TASK PROMPT:
Look through the listing underneath for "biologique", and copy every line that has it.

== Segment start ==

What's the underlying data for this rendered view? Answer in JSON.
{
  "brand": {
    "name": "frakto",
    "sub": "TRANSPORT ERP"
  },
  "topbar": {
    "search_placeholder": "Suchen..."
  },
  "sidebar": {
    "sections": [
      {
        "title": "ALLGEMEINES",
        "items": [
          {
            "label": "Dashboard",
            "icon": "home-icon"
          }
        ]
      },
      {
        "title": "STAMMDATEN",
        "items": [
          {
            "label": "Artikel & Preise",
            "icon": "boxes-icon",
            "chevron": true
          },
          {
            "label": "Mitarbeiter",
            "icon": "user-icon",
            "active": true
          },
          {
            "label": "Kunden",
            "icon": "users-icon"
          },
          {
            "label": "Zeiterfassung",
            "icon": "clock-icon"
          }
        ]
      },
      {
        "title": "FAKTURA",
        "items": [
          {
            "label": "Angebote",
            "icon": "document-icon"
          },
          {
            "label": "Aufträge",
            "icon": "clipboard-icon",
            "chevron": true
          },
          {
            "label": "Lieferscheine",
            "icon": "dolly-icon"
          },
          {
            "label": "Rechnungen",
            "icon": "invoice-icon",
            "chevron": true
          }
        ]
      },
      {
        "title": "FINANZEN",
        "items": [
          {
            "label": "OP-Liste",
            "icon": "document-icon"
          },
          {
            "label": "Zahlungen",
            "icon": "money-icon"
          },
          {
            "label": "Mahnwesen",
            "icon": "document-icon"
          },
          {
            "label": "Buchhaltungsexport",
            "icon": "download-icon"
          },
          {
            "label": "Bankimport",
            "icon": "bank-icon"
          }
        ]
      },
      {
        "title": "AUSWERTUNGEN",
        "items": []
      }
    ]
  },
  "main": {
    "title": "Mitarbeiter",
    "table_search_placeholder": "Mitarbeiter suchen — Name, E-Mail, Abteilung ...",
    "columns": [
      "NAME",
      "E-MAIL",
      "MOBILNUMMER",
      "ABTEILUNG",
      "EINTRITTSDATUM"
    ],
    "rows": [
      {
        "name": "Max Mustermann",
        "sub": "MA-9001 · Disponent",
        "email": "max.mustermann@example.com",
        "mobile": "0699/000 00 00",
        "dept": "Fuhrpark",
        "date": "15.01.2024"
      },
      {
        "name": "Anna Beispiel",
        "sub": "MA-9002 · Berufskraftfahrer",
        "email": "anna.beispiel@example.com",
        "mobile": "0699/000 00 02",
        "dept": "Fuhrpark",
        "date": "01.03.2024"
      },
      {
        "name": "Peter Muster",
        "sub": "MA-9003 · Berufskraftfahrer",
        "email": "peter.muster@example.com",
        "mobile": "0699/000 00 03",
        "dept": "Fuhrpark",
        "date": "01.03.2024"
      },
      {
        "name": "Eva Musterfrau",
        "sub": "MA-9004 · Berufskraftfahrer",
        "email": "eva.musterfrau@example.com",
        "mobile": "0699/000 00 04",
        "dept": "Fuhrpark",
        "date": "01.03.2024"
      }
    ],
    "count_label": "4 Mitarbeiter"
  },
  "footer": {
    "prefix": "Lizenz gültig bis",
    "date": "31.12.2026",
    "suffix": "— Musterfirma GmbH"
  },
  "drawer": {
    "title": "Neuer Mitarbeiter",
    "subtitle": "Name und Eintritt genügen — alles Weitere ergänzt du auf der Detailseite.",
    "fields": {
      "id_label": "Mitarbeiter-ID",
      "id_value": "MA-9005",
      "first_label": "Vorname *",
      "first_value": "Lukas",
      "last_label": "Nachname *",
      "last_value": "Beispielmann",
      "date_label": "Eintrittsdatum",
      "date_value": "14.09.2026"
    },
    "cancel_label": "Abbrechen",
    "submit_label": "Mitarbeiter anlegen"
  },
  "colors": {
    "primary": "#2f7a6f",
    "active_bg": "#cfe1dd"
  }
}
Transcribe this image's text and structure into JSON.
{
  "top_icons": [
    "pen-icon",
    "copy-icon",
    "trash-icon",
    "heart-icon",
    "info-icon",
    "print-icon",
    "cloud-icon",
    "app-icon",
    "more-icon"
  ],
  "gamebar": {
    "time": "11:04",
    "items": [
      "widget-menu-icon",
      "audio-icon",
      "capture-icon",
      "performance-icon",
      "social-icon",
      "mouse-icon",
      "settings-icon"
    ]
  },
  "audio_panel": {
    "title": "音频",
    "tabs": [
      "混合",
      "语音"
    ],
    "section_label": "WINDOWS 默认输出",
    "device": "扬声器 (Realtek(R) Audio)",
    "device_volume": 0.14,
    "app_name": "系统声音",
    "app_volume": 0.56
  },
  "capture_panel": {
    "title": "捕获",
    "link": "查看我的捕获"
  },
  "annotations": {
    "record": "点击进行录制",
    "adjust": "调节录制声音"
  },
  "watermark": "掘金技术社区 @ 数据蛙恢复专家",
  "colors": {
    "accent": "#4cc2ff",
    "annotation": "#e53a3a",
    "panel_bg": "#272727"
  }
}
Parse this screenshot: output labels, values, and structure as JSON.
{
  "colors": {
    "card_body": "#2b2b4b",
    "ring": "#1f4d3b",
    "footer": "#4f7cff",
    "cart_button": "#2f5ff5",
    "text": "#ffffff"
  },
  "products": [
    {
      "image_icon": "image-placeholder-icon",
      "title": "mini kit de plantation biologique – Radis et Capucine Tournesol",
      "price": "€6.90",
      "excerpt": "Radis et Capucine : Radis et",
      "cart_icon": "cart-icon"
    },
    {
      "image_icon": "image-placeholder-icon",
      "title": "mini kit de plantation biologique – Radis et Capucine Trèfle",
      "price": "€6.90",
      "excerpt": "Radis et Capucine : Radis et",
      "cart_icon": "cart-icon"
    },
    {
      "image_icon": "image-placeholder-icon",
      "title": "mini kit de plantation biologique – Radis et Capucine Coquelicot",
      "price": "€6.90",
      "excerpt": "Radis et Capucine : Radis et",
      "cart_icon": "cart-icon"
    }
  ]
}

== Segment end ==
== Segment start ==

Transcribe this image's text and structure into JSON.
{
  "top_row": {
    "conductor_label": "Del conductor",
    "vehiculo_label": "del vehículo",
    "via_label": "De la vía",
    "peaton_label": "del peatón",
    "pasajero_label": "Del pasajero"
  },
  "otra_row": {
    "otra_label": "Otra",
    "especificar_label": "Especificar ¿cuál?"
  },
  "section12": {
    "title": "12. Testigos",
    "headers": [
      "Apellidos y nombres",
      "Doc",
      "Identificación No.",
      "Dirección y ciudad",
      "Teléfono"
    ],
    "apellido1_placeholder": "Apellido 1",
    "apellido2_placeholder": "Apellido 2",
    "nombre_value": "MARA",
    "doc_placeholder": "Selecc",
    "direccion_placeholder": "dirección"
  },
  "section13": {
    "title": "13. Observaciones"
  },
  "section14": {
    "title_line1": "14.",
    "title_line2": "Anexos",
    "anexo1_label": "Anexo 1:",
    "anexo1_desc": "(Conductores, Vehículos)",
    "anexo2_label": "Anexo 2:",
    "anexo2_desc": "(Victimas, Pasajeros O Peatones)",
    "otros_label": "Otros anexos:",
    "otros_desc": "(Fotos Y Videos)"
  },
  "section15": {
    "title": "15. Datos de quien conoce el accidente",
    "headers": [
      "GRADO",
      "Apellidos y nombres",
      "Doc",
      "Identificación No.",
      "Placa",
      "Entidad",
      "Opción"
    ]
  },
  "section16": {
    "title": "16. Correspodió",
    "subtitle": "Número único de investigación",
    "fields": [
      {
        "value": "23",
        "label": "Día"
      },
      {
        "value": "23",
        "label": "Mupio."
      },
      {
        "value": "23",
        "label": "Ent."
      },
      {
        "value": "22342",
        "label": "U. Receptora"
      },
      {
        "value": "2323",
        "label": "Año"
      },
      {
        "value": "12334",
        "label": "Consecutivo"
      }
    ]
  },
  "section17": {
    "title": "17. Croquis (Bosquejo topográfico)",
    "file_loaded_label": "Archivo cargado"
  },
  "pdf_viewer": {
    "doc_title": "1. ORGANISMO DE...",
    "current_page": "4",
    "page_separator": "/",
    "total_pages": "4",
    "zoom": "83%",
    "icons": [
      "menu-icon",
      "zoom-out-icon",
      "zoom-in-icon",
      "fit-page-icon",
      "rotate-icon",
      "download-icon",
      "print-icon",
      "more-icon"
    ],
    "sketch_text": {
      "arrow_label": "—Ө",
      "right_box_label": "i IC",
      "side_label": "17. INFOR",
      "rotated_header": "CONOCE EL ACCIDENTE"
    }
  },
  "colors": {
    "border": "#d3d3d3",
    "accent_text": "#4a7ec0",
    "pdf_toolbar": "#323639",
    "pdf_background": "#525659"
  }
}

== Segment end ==

TASK RESULT:
      "title": "mini kit de plantation biologique – Radis et Capucine Tournesol",
      "title": "mini kit de plantation biologique – Radis et Capucine Trèfle",
      "title": "mini kit de plantation biologique – Radis et Capucine Coquelicot",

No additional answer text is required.